Forget GMOs. The Future of Food Is Data—Mountains of It

Cade Metz at Wired: “… Led by Dan Zigmond—who previously served as chief data scientist for YouTube, then Google Maps—this ambitious project aims to accelerate the work of all the biochemists, food scientists, and chefs on the first floor, providing a computer-generated shortcut to what Hampton Creek sees as the future of food. “We’re looking at the whole process,” Zigmond says of his data team, “trying to figure out what it all means and make better predictions about what is going to happen next.”

The project highlights a movement, spreading through many industries, that seeks to supercharge research and development using the kind of data analysis and manipulation pioneered in the world of computer science, particularly at places like Google and Facebook. Several projects already are using such techniques to feed the development of new industrial materials and medicines. Others hope the latest data analytics and machine learning techniques can help diagnosis disease. “This kind of approach is going to allow a whole new type of scientific experimentation,” says Jeremy Howard, who as the president of Kaggle once oversaw the leading online community of data scientists and is now applying tricks of the data trade to healthcare as the founder of Enlitic.
Zigmond’s project is the first major effort to apply “big data” to the development of food, and though it’s only just getting started—with some experts questioning how effective it will be—it could spur additional research in the field. The company may license its database to others, and Hampton Creek founder and CEO Josh Tetrick says it may even open source the data, so to speak, freely sharing it with everyone. “We’ll see,” says Tetrick, a former college football linebacker who founded Hampton Creek after working on economic and social campaigns in Liberia and Kenya. “That would be in line with who we are as a company.”…
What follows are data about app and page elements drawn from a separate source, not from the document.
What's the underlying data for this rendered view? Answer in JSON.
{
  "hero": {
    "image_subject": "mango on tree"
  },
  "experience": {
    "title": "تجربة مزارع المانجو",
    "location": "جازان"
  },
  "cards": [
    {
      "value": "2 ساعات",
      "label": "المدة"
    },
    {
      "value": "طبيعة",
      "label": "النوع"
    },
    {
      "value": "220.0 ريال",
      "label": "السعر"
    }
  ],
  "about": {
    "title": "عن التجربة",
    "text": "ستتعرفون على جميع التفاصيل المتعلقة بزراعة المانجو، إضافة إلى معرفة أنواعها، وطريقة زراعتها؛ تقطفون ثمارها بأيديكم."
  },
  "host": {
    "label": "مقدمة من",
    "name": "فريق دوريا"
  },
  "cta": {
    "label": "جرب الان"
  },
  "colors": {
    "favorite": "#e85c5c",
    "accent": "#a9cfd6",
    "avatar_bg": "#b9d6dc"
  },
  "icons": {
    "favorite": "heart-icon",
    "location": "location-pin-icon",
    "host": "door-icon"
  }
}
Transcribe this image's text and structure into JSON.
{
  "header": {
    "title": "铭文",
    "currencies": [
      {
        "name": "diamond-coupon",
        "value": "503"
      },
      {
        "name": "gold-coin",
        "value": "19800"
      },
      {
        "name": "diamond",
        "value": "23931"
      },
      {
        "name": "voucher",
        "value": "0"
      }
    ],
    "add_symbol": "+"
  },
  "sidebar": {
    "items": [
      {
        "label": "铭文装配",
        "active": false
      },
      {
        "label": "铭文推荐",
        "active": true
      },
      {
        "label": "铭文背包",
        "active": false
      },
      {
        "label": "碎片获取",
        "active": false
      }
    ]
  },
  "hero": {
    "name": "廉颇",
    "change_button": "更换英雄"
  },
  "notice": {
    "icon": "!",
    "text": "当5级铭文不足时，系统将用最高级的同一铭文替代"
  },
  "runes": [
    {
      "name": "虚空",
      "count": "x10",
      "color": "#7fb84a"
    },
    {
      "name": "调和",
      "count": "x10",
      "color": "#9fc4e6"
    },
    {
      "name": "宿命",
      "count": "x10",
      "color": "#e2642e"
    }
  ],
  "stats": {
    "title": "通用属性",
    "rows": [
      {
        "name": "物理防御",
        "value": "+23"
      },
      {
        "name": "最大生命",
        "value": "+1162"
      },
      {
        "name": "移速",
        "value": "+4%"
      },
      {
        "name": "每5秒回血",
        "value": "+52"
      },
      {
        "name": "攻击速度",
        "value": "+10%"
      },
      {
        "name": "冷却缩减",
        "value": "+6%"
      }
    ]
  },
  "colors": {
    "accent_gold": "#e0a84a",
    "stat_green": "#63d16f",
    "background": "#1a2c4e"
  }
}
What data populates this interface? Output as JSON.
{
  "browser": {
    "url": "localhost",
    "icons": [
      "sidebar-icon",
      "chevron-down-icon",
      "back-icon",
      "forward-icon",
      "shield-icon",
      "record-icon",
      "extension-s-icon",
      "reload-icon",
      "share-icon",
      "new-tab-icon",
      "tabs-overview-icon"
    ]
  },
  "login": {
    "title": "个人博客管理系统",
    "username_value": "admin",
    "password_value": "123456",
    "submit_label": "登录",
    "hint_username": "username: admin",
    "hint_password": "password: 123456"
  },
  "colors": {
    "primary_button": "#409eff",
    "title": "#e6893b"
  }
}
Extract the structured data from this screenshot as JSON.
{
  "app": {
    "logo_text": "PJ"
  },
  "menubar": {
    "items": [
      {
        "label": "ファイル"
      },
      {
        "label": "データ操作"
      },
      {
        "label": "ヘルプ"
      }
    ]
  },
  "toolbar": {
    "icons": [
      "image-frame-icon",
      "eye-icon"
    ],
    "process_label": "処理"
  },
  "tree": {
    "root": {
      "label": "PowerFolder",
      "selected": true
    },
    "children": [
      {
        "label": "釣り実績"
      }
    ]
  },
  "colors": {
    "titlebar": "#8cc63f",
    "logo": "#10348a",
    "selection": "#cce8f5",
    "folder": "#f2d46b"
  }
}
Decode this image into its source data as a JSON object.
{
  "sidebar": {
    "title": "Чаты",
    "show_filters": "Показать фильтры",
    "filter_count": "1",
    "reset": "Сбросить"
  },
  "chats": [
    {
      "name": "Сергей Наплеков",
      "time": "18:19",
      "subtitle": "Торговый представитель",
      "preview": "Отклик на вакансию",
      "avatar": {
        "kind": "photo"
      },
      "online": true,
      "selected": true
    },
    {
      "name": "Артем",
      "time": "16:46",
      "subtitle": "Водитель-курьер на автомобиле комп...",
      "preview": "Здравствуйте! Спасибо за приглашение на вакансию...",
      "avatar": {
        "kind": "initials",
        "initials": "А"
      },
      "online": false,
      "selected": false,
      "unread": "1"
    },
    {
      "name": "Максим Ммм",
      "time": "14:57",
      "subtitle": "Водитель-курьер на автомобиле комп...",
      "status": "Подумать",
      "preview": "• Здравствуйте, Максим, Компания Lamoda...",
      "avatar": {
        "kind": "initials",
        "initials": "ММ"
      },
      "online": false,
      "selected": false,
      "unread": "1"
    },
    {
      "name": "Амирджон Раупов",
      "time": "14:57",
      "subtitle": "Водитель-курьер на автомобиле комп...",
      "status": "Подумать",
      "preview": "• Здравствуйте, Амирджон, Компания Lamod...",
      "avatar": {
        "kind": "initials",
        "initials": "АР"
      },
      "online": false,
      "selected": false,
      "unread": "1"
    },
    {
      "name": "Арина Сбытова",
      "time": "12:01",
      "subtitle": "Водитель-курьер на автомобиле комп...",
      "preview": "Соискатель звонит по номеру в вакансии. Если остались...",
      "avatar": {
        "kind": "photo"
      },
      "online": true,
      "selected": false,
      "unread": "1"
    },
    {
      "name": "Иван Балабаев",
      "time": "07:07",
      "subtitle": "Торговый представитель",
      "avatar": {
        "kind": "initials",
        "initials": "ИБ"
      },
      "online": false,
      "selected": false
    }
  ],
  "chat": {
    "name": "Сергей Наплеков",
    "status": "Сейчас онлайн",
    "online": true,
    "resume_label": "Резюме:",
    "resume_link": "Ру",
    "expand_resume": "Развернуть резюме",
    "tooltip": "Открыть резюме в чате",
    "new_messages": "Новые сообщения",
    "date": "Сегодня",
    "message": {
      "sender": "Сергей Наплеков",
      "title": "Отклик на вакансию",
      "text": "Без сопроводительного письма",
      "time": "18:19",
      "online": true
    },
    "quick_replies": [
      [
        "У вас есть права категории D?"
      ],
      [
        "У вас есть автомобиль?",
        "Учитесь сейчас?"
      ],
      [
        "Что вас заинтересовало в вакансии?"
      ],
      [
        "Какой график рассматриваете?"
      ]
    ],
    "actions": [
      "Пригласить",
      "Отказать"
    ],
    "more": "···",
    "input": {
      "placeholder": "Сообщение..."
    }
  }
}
Initially, Zigmond and his team will model protein interactions on individual machines, using tools like the R programming language (a common means of crunching data) and machine learning algorithms much like those that recommend products on As the database expands, they plan to arrange for much larger and more complex models that run across enormous clusters of computer servers, using the sort of sweeping data-analysis software systems employed by the likes of Google. “Even as we start to get into the tens and hundreds of thousands and millions of proteins,” Zigmond says, “it starts to be more than you can handle with traditional database techniques.”
In particular, Zigmond is exploring the use of deep learning, a form of artificial intelligence that goes beyond ordinary machine learning. Google is using deep learning to drive the speech recognition system in Android phones. Microsoft is using it to translate Skype calls from one language to another. Zigmond believes it can help model the creation of new foods….”